Meeting With Japan by Fosco Maraini
Games People Play: The Psychology of Human Relationships by Eric Berne
Sterling’s Gold by Roger Sterling

Episode 9 — “The Beautiful Girls”
The Clue of the Black Keys by Carolyn Keene

Episode 5 — “The Chrysanthemum and the Sword”
The Twenty-One Balloons by William Pène du Bois
The Chrysanthemum and the Sword by Ruth Benedict
The Horse That Liked Sandwiches by Vivian L. Thompson

Season 3:

Episode 10 — “The Color Blue”
The Group by Mary McCarthy
Helping Yourself With Psychiatry by Frank Caprio
Set Theory and Logic by Robert Stoll
Meeting With Japan by Fosco Maraini
The Corps by W.E.B. Griffin

Episode 9 — “Wee Small House”
The Bible

Episode 7 — “Seven Twenty Three”
Confessions of an Advertising Man by David Ogilvy
Be My Guest by Conrad Hilton

Episode 6 — “Guy Walks Into an Advertising Agency”
The Adventures of Tom Sawyer by Mark Twain

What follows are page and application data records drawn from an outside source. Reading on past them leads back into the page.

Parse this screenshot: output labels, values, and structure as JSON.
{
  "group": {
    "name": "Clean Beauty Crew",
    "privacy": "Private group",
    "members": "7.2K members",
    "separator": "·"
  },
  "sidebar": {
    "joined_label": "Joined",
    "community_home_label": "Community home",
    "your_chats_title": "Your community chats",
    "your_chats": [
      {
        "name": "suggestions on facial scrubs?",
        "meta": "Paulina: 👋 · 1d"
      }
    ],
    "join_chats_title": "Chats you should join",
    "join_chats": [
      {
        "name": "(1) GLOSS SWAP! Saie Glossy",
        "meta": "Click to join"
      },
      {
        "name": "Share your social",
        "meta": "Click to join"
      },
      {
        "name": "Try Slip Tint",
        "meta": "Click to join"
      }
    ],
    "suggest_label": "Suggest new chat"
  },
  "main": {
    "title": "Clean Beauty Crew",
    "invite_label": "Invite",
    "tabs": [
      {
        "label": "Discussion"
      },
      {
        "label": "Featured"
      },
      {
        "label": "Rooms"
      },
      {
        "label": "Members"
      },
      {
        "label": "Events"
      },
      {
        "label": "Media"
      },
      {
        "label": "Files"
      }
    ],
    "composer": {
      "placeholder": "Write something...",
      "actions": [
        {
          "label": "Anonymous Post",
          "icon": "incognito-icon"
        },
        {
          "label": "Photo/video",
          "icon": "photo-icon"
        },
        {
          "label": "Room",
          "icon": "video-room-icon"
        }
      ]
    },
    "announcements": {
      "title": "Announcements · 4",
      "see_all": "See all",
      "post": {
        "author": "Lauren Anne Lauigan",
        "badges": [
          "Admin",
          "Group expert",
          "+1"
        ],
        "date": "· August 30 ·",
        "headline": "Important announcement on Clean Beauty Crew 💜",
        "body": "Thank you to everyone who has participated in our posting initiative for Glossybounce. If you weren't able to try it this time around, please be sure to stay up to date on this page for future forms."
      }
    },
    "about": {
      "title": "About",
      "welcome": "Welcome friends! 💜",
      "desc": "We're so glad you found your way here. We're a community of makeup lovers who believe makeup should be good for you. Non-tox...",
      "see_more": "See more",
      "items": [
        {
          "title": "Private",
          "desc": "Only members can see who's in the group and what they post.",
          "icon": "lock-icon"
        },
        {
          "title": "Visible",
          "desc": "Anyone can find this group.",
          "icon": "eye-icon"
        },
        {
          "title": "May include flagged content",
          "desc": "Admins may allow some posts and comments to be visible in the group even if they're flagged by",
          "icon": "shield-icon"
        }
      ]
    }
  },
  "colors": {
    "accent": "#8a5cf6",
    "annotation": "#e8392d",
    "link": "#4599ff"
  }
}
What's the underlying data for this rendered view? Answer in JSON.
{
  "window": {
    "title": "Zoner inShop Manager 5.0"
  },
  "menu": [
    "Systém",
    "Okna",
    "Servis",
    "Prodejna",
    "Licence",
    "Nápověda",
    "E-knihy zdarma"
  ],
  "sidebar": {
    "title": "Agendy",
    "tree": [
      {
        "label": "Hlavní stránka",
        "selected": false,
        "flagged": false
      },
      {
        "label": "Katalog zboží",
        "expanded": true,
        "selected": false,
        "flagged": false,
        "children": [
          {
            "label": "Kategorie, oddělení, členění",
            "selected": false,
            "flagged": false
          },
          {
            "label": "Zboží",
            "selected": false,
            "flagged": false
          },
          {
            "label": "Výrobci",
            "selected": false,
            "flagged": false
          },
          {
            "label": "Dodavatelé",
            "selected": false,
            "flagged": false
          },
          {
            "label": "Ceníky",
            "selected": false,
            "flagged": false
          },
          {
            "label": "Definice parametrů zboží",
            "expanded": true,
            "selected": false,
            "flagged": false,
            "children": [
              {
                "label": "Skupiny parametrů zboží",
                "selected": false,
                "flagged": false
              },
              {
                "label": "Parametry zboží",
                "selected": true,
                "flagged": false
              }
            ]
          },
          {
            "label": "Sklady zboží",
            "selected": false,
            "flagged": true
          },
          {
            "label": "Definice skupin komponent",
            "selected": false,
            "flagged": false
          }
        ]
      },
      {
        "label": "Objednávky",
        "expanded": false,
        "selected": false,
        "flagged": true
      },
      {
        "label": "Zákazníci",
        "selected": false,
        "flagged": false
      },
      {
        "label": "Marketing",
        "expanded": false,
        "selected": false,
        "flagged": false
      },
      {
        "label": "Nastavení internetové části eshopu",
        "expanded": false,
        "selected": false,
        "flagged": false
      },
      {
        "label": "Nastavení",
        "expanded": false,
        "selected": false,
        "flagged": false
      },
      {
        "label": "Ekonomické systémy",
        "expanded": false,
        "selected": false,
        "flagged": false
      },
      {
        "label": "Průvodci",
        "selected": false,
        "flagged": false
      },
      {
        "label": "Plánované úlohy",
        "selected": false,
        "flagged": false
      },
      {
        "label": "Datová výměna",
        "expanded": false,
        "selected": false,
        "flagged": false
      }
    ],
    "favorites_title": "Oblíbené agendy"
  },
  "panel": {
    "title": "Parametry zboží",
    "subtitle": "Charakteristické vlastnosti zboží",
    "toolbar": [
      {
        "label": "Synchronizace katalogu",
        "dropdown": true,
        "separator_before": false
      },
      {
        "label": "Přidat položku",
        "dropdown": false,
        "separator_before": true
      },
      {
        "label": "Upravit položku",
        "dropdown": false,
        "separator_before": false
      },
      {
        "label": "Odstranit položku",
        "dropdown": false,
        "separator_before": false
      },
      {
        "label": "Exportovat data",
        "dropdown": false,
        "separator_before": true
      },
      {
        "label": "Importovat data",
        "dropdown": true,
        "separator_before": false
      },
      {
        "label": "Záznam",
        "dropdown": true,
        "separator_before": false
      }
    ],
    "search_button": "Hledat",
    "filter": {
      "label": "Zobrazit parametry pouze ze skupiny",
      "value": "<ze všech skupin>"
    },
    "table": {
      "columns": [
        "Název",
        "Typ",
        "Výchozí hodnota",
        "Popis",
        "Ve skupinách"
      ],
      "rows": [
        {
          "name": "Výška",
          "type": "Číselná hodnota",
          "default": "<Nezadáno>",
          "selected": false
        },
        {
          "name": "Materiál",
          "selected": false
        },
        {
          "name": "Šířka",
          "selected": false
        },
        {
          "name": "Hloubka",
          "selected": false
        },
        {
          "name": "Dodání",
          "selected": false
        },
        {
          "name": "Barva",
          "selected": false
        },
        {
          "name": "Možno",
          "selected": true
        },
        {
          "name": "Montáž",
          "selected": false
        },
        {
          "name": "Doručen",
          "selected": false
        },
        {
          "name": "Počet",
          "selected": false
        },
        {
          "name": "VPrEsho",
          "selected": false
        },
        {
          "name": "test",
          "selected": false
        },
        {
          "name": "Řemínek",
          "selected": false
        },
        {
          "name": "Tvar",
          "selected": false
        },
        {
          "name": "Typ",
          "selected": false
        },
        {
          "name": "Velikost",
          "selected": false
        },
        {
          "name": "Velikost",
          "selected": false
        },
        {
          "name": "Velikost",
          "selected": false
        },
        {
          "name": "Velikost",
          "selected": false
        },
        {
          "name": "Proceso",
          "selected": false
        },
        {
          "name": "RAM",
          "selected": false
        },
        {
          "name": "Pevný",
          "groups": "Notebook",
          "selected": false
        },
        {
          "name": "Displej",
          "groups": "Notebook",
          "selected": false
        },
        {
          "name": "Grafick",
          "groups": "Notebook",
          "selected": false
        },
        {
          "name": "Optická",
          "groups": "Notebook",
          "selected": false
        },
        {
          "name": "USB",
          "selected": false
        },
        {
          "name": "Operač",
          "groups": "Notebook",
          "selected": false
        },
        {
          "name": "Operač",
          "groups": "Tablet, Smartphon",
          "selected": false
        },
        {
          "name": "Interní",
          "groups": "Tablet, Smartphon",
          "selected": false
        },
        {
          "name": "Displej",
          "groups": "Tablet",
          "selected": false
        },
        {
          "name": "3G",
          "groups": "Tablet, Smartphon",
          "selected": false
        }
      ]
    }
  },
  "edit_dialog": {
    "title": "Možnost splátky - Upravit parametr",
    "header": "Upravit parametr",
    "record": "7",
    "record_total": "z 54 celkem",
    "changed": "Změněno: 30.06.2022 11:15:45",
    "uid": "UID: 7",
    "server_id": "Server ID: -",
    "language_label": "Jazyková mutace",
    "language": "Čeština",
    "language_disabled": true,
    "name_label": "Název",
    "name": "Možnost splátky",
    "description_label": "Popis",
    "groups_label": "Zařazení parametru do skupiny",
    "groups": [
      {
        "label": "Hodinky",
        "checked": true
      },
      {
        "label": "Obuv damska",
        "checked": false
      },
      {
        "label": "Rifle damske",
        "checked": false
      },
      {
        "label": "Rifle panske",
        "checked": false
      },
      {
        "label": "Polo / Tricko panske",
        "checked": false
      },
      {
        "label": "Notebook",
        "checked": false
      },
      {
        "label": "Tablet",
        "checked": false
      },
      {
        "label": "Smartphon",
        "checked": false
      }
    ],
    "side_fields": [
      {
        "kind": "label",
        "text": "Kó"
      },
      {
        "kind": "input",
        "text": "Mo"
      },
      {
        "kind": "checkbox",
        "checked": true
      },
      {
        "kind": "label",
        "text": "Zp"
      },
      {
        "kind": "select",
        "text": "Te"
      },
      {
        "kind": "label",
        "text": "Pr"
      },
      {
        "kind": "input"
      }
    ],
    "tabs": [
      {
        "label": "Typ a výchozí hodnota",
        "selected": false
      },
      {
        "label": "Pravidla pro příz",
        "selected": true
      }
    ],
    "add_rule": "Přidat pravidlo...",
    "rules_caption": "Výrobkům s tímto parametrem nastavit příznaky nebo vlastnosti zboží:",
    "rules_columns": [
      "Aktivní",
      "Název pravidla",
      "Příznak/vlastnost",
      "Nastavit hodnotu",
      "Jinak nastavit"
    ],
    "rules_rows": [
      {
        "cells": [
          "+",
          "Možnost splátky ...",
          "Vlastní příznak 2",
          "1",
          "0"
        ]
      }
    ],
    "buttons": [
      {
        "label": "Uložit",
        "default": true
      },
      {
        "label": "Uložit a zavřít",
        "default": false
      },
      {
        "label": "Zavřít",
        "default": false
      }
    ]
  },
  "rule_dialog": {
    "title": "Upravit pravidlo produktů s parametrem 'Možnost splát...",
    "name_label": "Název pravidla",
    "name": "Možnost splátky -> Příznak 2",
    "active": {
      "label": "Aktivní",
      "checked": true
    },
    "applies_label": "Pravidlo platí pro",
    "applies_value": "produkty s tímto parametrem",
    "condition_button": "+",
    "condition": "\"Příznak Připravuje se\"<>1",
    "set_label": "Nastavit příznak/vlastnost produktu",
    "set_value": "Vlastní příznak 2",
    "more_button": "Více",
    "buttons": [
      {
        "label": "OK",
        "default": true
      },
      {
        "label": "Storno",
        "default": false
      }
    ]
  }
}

Episode 3 — “My Old Kentucky Home”
The History of the Decline and Fall of the Roman Empire by Edward Gibbon

Episode 2 — “Love Among the Ruins”
The Compact Edition of the Oxford English Dictionary

Season 2:

Episode 11 — “Jet Set”
The Sound and the Fury by William Faulkner

Episode 10 — “The Inheritance”
Junior Classics, Volume One: Fairy Tales and Fables and Volume Seven: The Animal Book

Episode 9 — “Six Month Leave”
Ship of Fools by Katherine Anne Porter

Episode 8 — “A Night to Remember”
Admiral Hornblower in the West Indies by C.S. Forester

Episode 4 — “Three Sundays”
“The Diamond as Big as the Ritz” from Babylon Revisited and Other Stories by F. Scott Fitzgerald

Episode 3 — “The Benefactor”
Marjorie Morningstar by Herman Wouk

Episode 2 — “Flight 1”
The Agony and the Ecstasy by Irving Stone

Episode 1 — “For Those Who Think Young”
Meditations in an Emergency by Frank O’Hara

Season 1:

Episode 8 — “The Hobo Code”
Atlas Shrugged by Ayn Rand
The Crisis of the Old Order by Arthur M. Schlesinger Jr.
The Americans: The Colonial Experience by Daniel J. Boorstin

Episode 6 — “Babylon”
The Best of Everything by Rona Jaffe
Exodus by Leon Uris

Episode 4 — “New Amsterdam”
Nursery Friends From France translated by Olive Beaupre Miller
Italy by Herbert Kubly and the editors of Life

Episode 3 — “Marriage of Figaro”
Lady Chatterley’s Lover by D.H. Lawrence

Episode 1 — “Smoke Gets in Your Eyes”
The Crisis of the Old Order by Arthur M. Schlesinger Jr.
The View From Chivo by H. Allen Smith
The Peking Man Is Missing by Claire Taschdjian
La Presidenta by Lois Gould
Masterpieces of World Literature in Digest Form by Frank N. Magill

More than one episode:

Better Homes and Gardens New Cook Book
Betty Crocker’s Hostess Cookbook